PARIS (Reuters) - French President Jacques Chirac was in a Paris military hospital on Saturday with a blood vessel problem that has affected his vision and will keep him there for up to a week.
The 72-year-old French leader was on good form after being admitted on Friday but has cancelled all appointments for the coming week, including talks with German Chancellor Gerhard Schroeder on Tuesday, officials said.
"I just saw the president for almost an hour and I found him in good shape," Prime Minister Dominique de Villepin said after returning early from a political meeting in western France.
"The doctors are advising him to stay at Val de Grace (hospital) for several days. What I can tell you is that he is in a hurry to get out," Villepin told reporters.
Although the problem did not seem serious, it is likely to be seen as another setback for Chirac after a string of political defeats that have left the conservative politician increasingly isolated at home and abroad.
Aides said Chirac was taken to hospital for checks after reporting eye problems and bad headaches.
An aide to Villepin said he had not been informed the president was in hospital until Saturday morning, when Chirac himself broke the news to his political protege.
Chirac's office said he was suffering from slight eyesight difficulties following a blood vessel problem known as a "vascular accident".
Aides described the condition as fairly benign, but gave no further details. They said he would undergo a series of tests including a brain scan.

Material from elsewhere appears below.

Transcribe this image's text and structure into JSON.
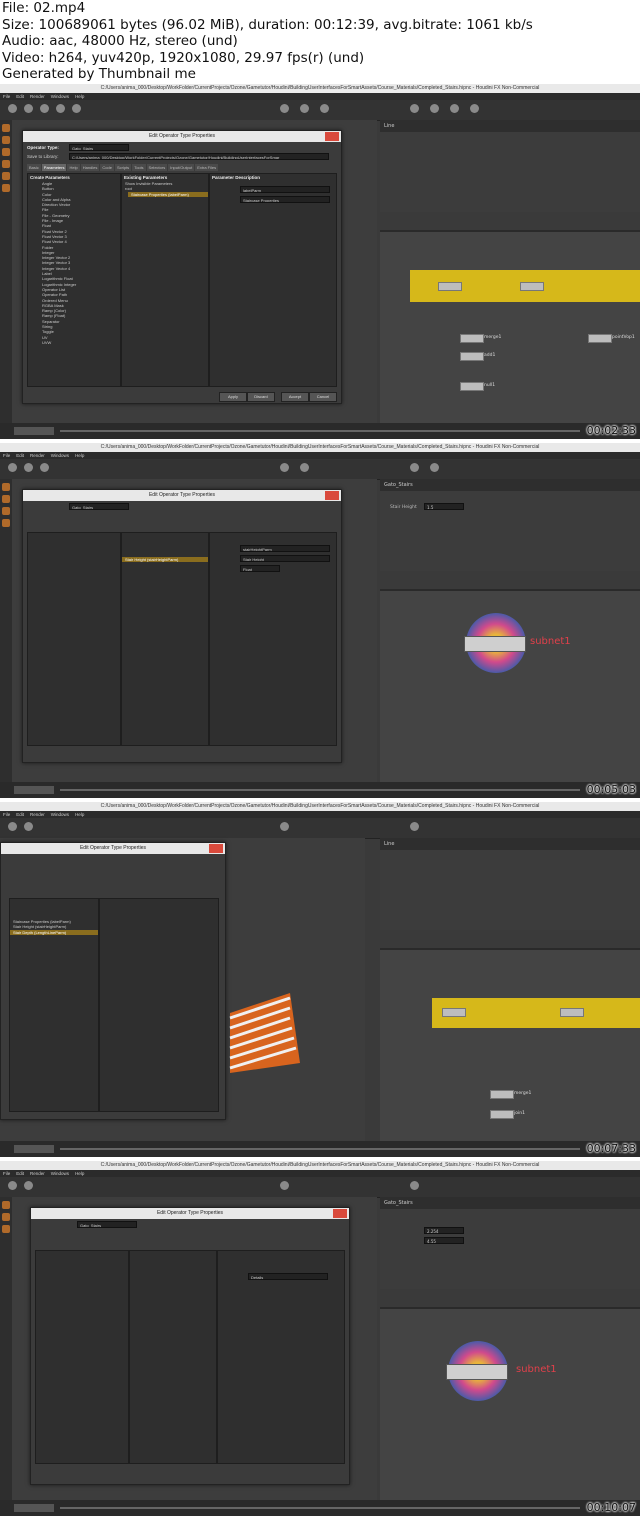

Experts said doctors would in such cases check whether the blood vessel problem was around the eye or further back in the brain, which in the worst scenario could point to a "cerebral vascular accident", otherwise known as a stroke.

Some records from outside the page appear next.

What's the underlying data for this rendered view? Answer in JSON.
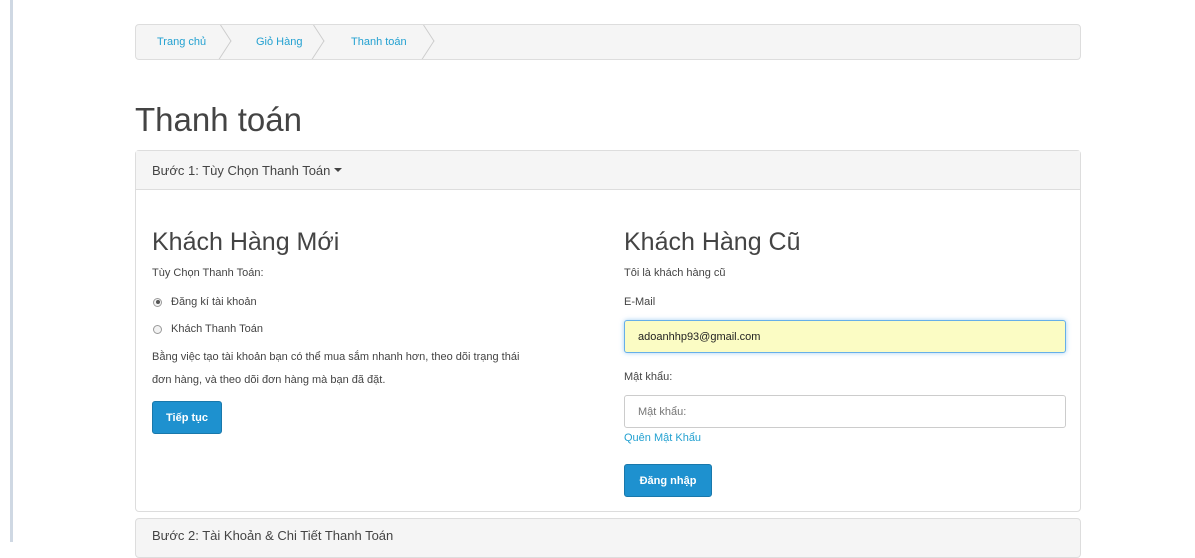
{
  "breadcrumb": {
    "items": [
      {
        "label": "Trang chủ"
      },
      {
        "label": "Giỏ Hàng"
      },
      {
        "label": "Thanh toán"
      }
    ]
  },
  "page": {
    "title": "Thanh toán"
  },
  "step1": {
    "heading": "Bước 1: Tùy Chọn Thanh Toán",
    "new_customer": {
      "title": "Khách Hàng Mới",
      "subtitle": "Tùy Chọn Thanh Toán:",
      "options": [
        {
          "label": "Đăng kí tài khoản",
          "selected": true
        },
        {
          "label": "Khách Thanh Toán",
          "selected": false
        }
      ],
      "description_line1": "Bằng việc tạo tài khoản bạn có thể mua sắm nhanh hơn, theo dõi trạng thái",
      "description_line2": "đơn hàng, và theo dõi đơn hàng mà bạn đã đặt.",
      "continue_label": "Tiếp tục"
    },
    "returning_customer": {
      "title": "Khách Hàng Cũ",
      "subtitle": "Tôi là khách hàng cũ",
      "email_label": "E-Mail",
      "email_value": "adoanhhp93@gmail.com",
      "password_label": "Mật khẩu:",
      "password_placeholder": "Mật khẩu:",
      "forgot_label": "Quên Mật Khẩu",
      "login_label": "Đăng nhập"
    }
  },
  "step2": {
    "heading": "Bước 2: Tài Khoản & Chi Tiết Thanh Toán"
  }
}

Although a cause for deeper concern, even a blood difficulty in the brain need not always be grave depending on where and how it happens, an eye specialist at a Paris hospital said.
"Many different things can cause loss of vision, to do with arterial supply or venous drainage. The week in hospital doesn't concern me," said the specialist, asking not to be named.

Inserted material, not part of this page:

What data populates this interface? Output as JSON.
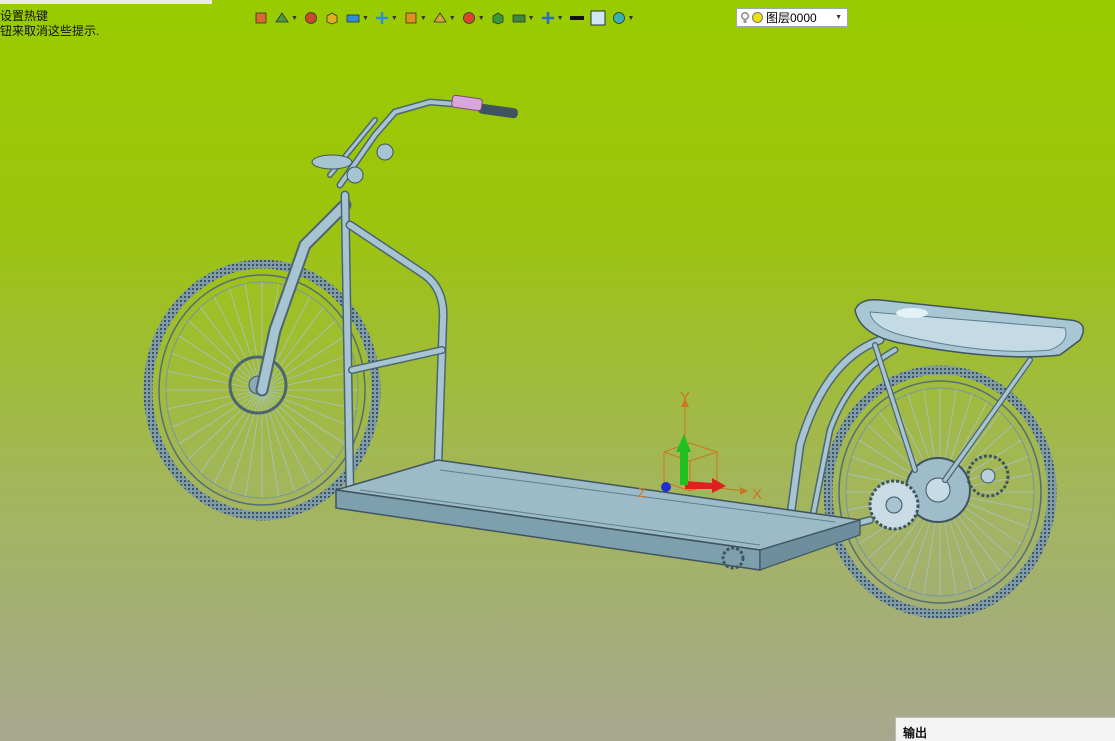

Professor Bernard Debre, a urologist who treated late President Francois Mitterrand for prostate cancer, told France Info radio that 99 percent of such cases had no lasting effects.
He said such "vascular accidents" -- leading to clotting or bleeding -- can cause a deterioration of vision, double vision or a loss of sharpness in the sight. "These accidents, if they are treated in time, are short-lived," Debre said.
He said the president might have to take precautions such as generally slowing down a little and being careful with flying.
Chirac had been due to meet Schroeder on Tuesday ahead of German elections, and is scheduled to attend meetings at the United Nations in mid-September.
Chirac, a conservative who has almost two years left in his second term of office, was weakened politically by defeat in a referendum over Europe earlier this year, leaving unresolved questions over whether he will run for a third term.
He has generally had a reputation for robust health, having given up smoking some time ago and presenting himself as a down-to-earth lover of beer and good food. His aides dismissed speculation that he had hearing difficulties in 2003.
Chirac has been in French politics for 40 years and has served as France's prime minister and mayor of Paris as well as president, a post he has held since 1995.
Critics increasingly paint him as weary after a decade as president and a succession struggle is gripping his governing UMP political party ahead of a presidential election in 2007.
UMP party leader Nicolas Sarkozy, a former ally who has fallen out with Chirac and is widely expected to challenge him for the presidency, told activists meeting in La Baule, western France, that the whole party wished Chirac a full recovery.
Chirac's predicament nonetheless underscores manoeuvring on the right over who should eventually succeed him, with Villepin fast emerging as a serious possible candidate but populist Interior Minister Sarkozy considered the front-runner.
(additional reporting by Sophie Louet, Jon Boyle, Helene Fontanaud, Tim Heritage)